AIM OF THE TASK ▸ Should the word "Grayscale" occur in a line of the records, copy that line.

INPUT FOR THIS TASK ▸
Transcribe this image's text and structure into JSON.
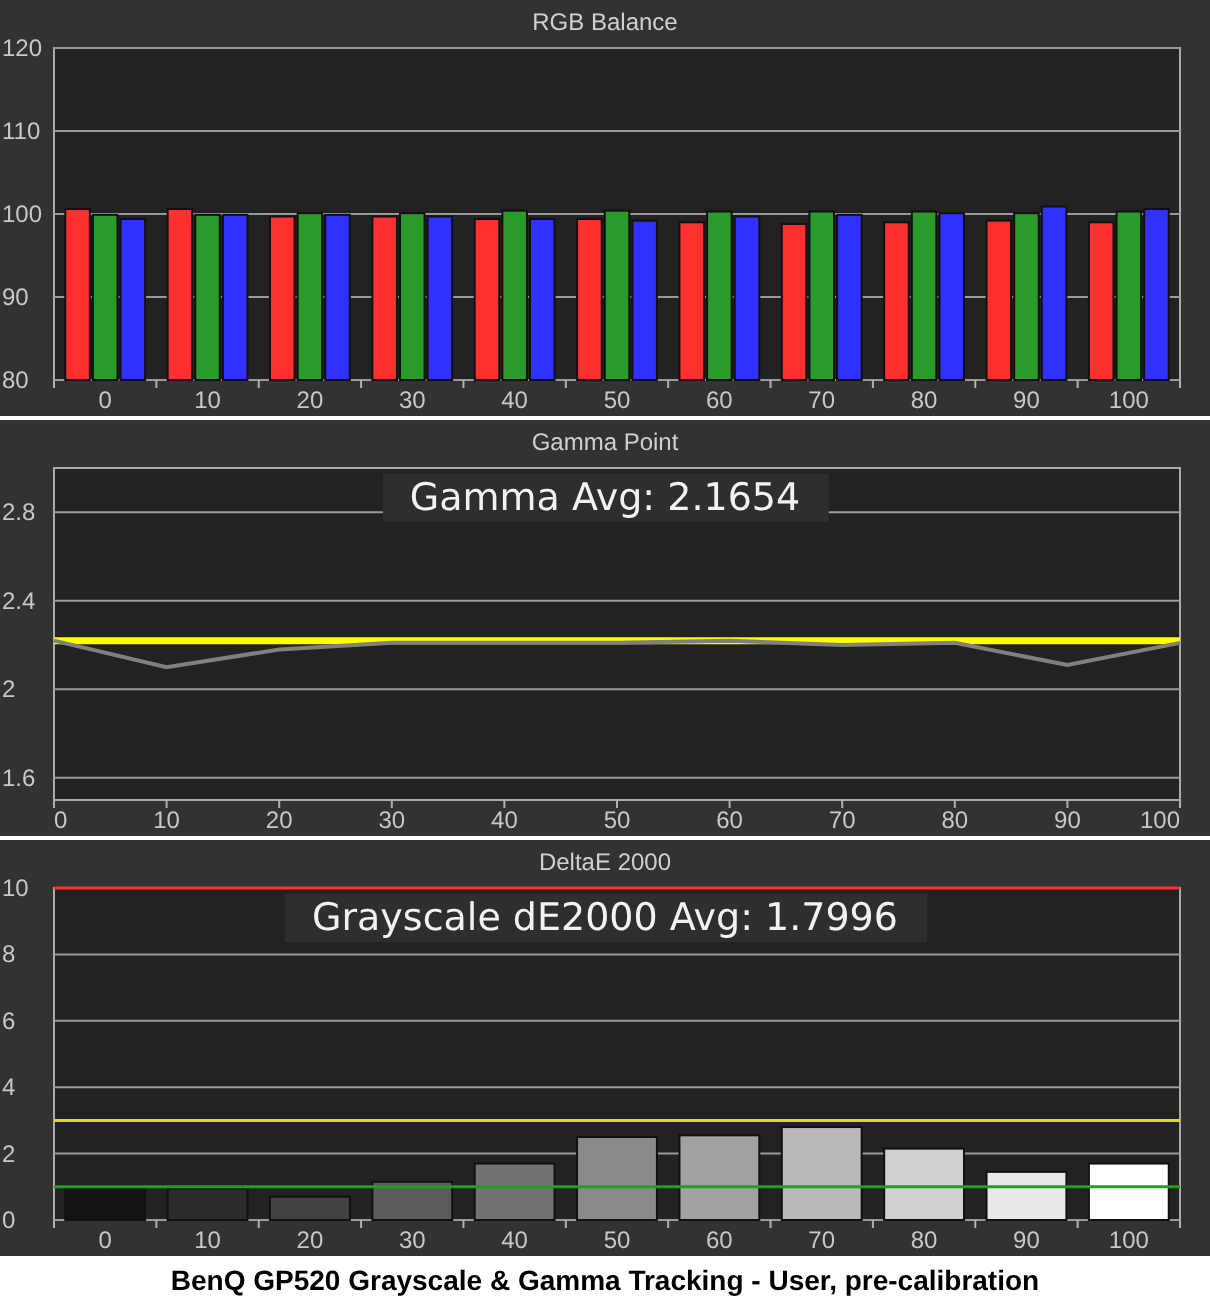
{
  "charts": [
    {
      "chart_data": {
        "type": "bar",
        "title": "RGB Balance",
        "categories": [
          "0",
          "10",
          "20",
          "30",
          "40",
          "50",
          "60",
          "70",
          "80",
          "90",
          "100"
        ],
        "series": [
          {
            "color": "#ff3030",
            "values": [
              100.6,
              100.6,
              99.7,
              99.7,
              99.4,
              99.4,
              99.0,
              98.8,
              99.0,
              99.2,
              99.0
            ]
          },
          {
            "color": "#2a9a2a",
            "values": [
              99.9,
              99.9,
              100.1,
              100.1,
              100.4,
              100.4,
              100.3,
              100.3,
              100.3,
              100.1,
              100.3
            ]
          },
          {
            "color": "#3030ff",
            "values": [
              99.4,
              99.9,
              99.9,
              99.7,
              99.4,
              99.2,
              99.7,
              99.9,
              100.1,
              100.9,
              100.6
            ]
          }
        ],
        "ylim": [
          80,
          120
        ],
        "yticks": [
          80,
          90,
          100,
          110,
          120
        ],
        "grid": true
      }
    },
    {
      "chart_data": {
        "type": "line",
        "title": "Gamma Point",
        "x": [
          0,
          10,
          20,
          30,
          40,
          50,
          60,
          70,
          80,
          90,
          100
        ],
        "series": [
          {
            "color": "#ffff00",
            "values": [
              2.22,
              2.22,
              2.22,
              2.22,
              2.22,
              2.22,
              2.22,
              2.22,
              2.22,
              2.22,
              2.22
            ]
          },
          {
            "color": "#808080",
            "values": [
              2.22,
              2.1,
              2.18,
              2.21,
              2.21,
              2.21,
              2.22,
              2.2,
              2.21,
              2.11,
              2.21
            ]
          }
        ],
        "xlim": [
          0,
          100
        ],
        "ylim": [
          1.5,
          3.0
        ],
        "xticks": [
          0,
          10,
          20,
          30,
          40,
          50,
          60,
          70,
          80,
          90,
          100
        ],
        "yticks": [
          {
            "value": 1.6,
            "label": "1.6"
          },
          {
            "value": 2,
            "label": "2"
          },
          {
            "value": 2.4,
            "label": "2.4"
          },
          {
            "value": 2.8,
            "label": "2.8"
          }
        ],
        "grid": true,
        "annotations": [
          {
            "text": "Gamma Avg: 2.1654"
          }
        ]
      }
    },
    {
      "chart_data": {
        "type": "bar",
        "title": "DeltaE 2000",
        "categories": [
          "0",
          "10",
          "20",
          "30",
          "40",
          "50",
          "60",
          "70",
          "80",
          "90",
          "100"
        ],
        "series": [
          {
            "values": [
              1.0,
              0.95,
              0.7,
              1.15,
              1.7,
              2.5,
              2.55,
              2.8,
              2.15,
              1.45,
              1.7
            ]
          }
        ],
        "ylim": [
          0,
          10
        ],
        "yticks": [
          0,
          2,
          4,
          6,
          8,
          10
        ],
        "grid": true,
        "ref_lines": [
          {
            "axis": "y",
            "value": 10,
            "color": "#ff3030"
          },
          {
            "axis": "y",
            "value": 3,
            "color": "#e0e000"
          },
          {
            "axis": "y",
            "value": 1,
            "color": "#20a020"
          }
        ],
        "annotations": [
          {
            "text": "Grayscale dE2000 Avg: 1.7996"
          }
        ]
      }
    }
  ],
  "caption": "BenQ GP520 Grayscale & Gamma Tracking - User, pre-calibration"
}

RESULT FOR THIS EXERCISE ▸
            "text": "Grayscale dE2000 Avg: 1.7996"
  "caption": "BenQ GP520 Grayscale & Gamma Tracking - User, pre-calibration"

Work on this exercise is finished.